Perfect storm

This new circuit might have posed a challenge for most drivers, as it was straighter, shorter, and slicker than ever before. But for Stefan Bellof, it was the catalyst for a perfect storm. A major component is the car he is campaigning — the Porsche 956. It is powered by a turbocharged flat-six, producing 620 horsepower, and features a ground-effect underbody —one of the first to do so — which creates a great amount of downforce. Another component in his favour is the weather. Unlike the traditional Nürburging climate — rain, snow, sleet, ice — as Bellof jumps behind the wheel of his 956, the skies are clear, the temperature is nice and cold, and the tarmac is dry as a bone. 


With Jochen Mass’s 6:16.85 qualifying lap playing through his head as a target, Bellof pushes over the start line with determination in his eyes. Although he is fighting to keep the car on the road, especially in the Nurburgring’s famous Karussell, he’s running a hot lap, passing reigning Formula 1 champion Keke Rosberg — who is still learning how to drive the turbocharged Porsches — with ease. As Bellof spent a lot of time at the Nurburgring during his Formula 2 career, he’s able to navigate many areas of the circuit almost on pure muscle memory — knowing precisely where the lines and braking points are. Nearing the end of the lap, he approaches Jacky Ickx with no signs of slowing down. Attacking the straight just prior to the finish line, Bellof slides into Ickx’s slipstream and is soon overtaking him.

While the run felt good, just how good it really was is a shock to all — 6:11.13! That’s more than five seconds faster than Mass’s qualifying lap and over 16 seconds faster than Ickx — not to mention nearly half a minute faster than Rosberg. And although Bellof reached an average speed of over 200km/h and broke the record for the fastest lap around the Nürburgring, he believes he “could have gone faster, but I made two mistakes and a 911 briefly got in my way.”

An official hero

Bellof was determined to not let these mistakes — nor the 911 — get the best of him on race day. And it seemed as if he was on the right track at the beginning of the race. Just six laps in, he had a 36-second lead over Mass and two-and-a-half-minute lead over Rosberg — going against Porsche team leader Norbert Singer’s wishes to conserve fuel. After teammate Derek Bell’s stint in the car, their lead had been significantly shortened, and Bellof hit the circuit on a mission. Unfortunately, this tunnel-vision determination ended up being his downfall, and while coming into Pfianzgarten corner, he lost control of the 956 and crashed into the barrier at 257.5km/h. Fortunately, Bellof walked away from the crash bruised — both ego and body — but otherwise unharmed.

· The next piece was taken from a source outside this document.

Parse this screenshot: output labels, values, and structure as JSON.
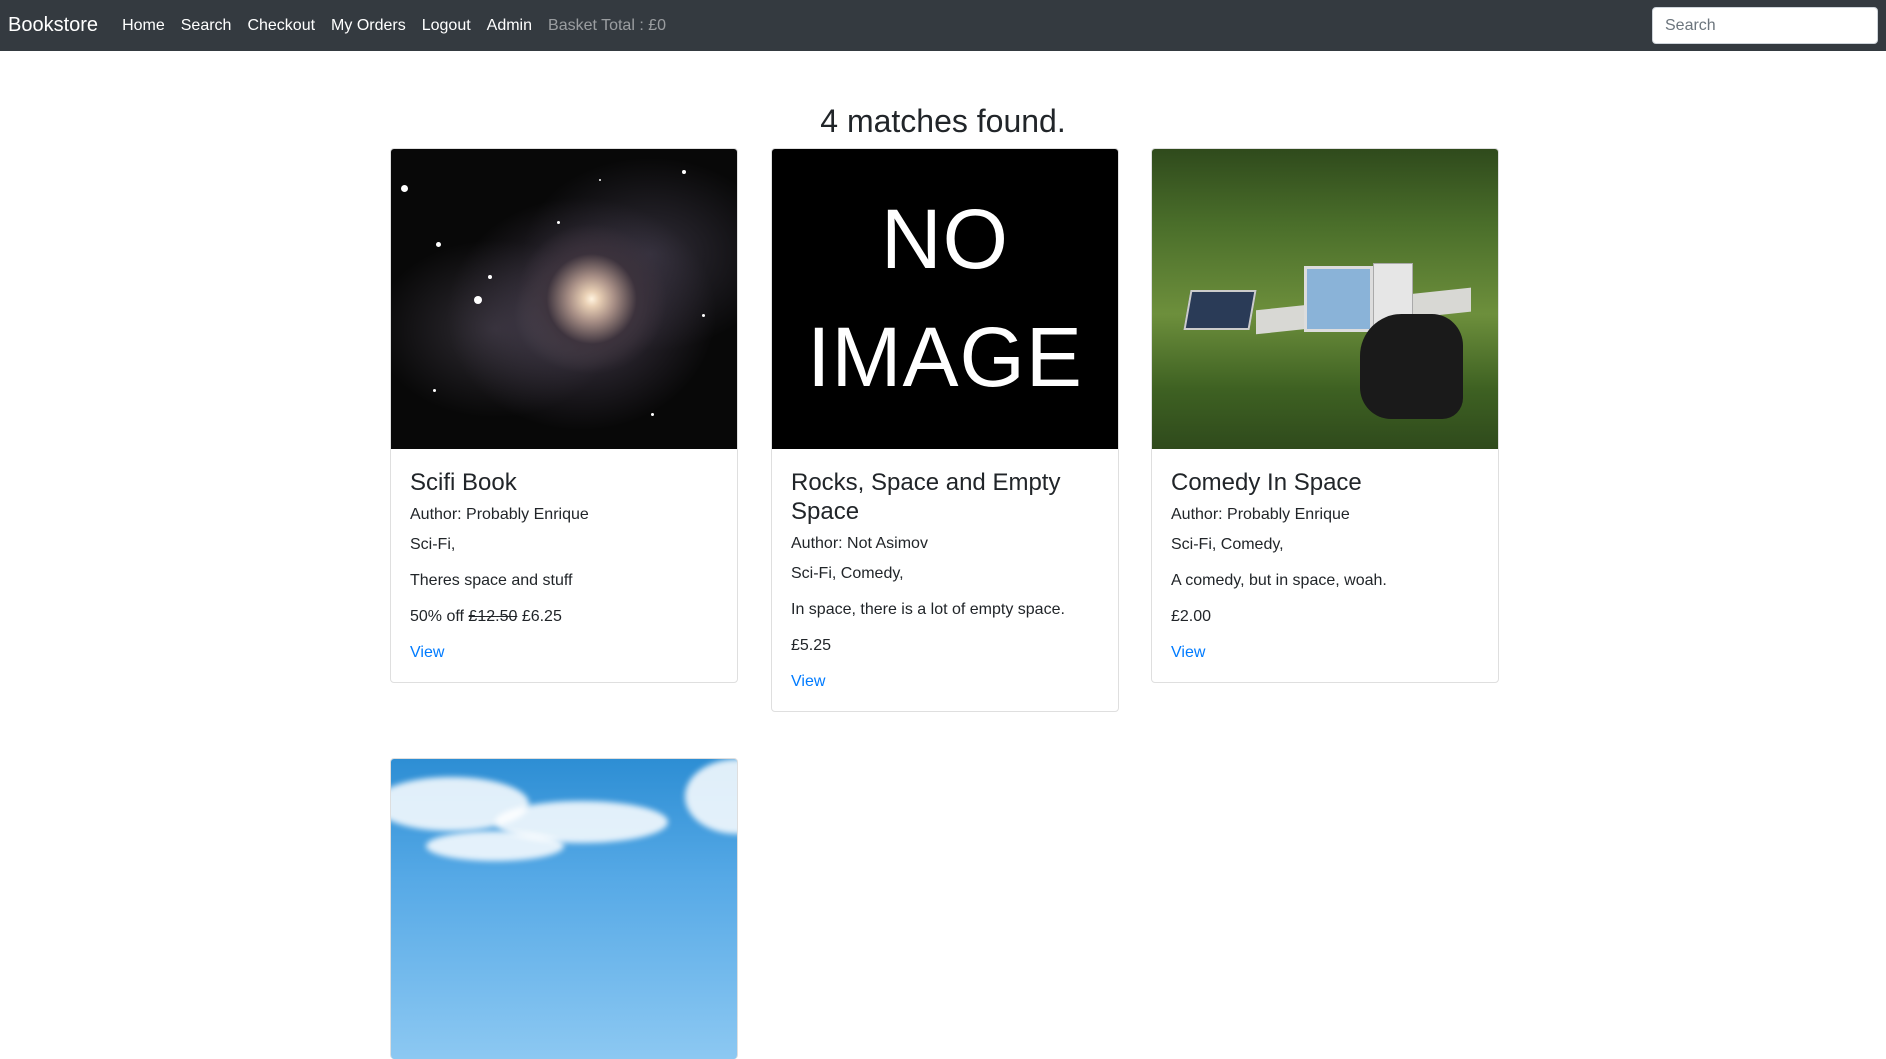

Bellof will go on to win the 1984 World Sportscar Championship, driving alongside Bell in a Porsche 956, but sadly, he won’t survive a collision with Ickx at Spa in 1985. And even though his 6:11.13 lap time wouldn’t ever officially be added to the record book, as it took place during qualifying, he will forever be known as the ‘King of the ’Ring’ — a well-deserved title.

Photos: Stefan Bogner / Shutterstock / Sutton Images 

The ‘Timewalkers’ series on Classic Driver, in which we celebrate motorsport’s most daring drivers and their fastest laps, is kindly supported by Montblanc. You can find more information about Montblanc’s new TimeWalker range here